Austin Rivers' Development Adds to Rockets Finals Hopes

Michael Shapiro

For a player who is just 28, Austin Rivers carries himself with the attitude akin to the league's most savvy veterans. And it's no mystery as to why Rivers is wise beyond his years.

Rivers became a familiar face in the basketball consciousness far before he joined the Rockets last season. He was drafted by New Orleans with the No. 10 pick in the 2012 NBA Draft, entering the league following a strong freshman season at Duke. Rivers hit a game-winner over North Carolina at Chapel Hill in 2012. One year prior, he was a high school mixtape sensation and the No. 3 recruit in the country. Rivers is no stranger to the spotlight. 

The wisdom that Rivers has deftly displayed with the Rockets wasn't always evident early in his NBA career. His Clippers tenure saw bouts of inconsistency–though he did log 59 starts in 2017-18–and he was quickly dealt from Washington after a frustrating 29 games in 2018-19. Rivers is confident in his scoring and playmaking ability, and rightly so. He was a leading preps player and an All-ACC talent at Duke. He's shown the ability to lead offenses in short stretches. But as he noted after Sunday night's 41-point eruption, filling his role in Houston has become more important than flashing his scoring potential. Rivers' buy-in is critical to the Rockets' Finals hopes.

"I believe I'm a premier scorer, but I'm on a team where that's not required of me every night," Rivers said after Sunday's win over Sacramento. "I play with the best scorer in the NBA, so you've got to play a role and buy in."

Rivers didn't have to take a back seat to anyone on Sunday night. He played 33 minutes and took 20 shots with Russell Westbrook and Eric Gordon out of the lineup, forming a new dynamic duo alongside James Harden. Rivers banged home six threes and torched Sacramento in transition, backing up his bravado as a "premier scorer." And Rivers' career night wasn't solely fueled by his own self-confidence. Rivers noted consistent encouragement from Harden and Westbrook throughout the contest. With two of Houston's top scorers out of the lineup, Rivers was empowered to take the reins.

"When you have a guy like James Harden telling you to go and Russell Westbrook telling you to go and that no one can stop you, that's coming from two of the best players in the NBA," Rivers said postgame. "I don't know what else you need."

41 points is certainly an outlier for Rivers, especially given his place in Houston's rotation. Westbrook and Gordon will likely return to the floor in at least one of the next three seeding games, and Rivers will be relegated to his usual spot in Mike D'Antoni's rotation. But Rivers can still provide a similar impact in limited minutes, even without the sustained volume. 

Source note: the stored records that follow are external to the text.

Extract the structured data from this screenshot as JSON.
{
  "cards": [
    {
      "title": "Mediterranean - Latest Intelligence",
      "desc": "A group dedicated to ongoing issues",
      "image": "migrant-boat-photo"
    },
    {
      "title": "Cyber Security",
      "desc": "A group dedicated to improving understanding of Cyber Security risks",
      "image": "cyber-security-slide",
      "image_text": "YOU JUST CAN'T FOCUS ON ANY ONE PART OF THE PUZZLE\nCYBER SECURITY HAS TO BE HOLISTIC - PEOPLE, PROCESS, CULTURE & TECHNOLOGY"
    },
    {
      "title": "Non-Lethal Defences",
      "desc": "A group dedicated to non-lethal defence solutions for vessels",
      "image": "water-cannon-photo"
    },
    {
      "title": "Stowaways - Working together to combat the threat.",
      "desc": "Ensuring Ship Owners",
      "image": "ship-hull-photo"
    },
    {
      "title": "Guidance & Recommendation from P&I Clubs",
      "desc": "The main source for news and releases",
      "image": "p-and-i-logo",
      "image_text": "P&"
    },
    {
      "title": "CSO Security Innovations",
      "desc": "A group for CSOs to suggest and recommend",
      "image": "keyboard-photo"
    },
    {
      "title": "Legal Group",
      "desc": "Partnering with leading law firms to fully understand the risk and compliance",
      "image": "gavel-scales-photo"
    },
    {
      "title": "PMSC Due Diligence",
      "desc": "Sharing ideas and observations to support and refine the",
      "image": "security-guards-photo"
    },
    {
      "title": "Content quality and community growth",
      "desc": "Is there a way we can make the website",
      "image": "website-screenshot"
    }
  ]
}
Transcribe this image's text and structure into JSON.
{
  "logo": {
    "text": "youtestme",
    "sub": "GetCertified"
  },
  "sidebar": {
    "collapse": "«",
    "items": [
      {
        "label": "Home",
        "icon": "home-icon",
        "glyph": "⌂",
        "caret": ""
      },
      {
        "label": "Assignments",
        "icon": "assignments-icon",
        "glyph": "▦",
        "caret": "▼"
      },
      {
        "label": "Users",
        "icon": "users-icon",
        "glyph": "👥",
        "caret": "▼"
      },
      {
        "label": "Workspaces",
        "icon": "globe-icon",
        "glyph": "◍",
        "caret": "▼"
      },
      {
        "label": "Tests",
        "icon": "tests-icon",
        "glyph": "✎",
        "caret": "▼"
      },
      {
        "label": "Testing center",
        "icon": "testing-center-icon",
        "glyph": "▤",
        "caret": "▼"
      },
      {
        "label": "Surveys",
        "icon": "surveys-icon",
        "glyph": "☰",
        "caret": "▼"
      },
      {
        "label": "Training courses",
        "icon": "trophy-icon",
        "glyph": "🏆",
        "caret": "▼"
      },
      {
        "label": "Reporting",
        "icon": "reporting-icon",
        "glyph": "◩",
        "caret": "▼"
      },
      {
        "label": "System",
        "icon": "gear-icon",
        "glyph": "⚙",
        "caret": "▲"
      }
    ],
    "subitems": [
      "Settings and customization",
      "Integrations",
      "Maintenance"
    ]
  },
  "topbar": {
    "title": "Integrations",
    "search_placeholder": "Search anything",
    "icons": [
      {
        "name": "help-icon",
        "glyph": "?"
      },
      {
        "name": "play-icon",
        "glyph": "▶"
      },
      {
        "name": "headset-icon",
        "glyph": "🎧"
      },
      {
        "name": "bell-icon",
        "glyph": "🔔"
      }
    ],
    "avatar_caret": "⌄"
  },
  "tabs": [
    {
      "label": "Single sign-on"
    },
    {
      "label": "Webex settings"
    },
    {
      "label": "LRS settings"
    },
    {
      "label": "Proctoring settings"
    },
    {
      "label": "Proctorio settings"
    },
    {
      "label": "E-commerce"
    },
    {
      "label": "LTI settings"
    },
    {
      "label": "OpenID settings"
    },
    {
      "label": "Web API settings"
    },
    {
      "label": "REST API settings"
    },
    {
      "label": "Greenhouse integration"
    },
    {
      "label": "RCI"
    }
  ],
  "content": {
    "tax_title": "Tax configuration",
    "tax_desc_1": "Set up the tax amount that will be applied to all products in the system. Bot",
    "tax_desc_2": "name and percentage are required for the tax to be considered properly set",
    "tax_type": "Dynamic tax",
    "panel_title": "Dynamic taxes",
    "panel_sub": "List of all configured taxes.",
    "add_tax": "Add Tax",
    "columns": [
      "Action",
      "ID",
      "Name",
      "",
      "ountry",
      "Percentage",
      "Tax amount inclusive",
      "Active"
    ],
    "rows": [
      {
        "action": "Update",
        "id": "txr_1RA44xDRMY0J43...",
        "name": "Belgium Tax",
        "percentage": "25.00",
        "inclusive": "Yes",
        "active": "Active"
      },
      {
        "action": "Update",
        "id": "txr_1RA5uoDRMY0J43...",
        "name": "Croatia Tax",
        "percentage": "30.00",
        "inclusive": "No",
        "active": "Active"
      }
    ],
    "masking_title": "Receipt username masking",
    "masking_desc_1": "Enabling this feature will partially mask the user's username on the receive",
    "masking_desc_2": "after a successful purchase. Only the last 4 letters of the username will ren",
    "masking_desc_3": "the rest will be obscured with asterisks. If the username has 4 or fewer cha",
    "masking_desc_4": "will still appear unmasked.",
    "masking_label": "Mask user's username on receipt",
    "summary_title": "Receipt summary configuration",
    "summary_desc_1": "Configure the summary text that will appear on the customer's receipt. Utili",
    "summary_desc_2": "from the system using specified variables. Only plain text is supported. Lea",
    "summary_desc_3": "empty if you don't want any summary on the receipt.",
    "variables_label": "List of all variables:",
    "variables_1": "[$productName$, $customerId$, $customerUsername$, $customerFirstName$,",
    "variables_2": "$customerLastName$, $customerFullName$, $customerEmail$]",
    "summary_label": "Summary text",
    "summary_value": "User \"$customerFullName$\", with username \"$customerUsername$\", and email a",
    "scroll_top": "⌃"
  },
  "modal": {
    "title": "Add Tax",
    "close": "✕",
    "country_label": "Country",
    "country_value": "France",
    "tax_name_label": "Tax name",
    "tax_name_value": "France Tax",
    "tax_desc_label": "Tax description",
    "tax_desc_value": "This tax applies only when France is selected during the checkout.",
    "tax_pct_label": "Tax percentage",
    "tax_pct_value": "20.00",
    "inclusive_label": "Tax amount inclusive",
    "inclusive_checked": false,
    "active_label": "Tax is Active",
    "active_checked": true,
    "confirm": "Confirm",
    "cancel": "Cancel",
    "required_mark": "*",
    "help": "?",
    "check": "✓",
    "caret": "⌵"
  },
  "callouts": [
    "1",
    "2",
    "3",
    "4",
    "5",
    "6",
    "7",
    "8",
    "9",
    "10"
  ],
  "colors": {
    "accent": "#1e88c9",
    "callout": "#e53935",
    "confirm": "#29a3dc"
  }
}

Rivers is shooting 43.6% from three since returning from a thumb injury in late January, and while that could be a product of small sample size, Rivers' three-point shot is just a facet of his overall value. The Duke product is a dynamic fast-break threat, and he can break down the defense off the dribble in the half-court. Yet Rivers' greatest skill is likely on the defensive end. He's Houston's most effective on-ball defender against opposing point guards, and his active hands help fuel Houston's suddenly-elite turnover generation. After a serious midseason lull, Rivers has bounced back as a critical piece of Houston's roster.

"When [Rivers'] time comes and he’s on the court, defensively he has to be as solid as he can, and offensively when he gets opportunities to basically do what he did tonight," Harden said postgame. "That’s going to help our team as a whole.”

It's been a bit of a rocky road for Rivers across his eight NBA seasons, and he's unlikely to ever receive the chance to be anything close to a leading option. But the right role is often preferable to the one with the most responsibility. Rivers has found a true home in Houston, one where he can play to his strengths and make a positive impact each night. At his best, Rivers can be a critical piece of a Finals contender. He could be just that across the next two months in Orlando.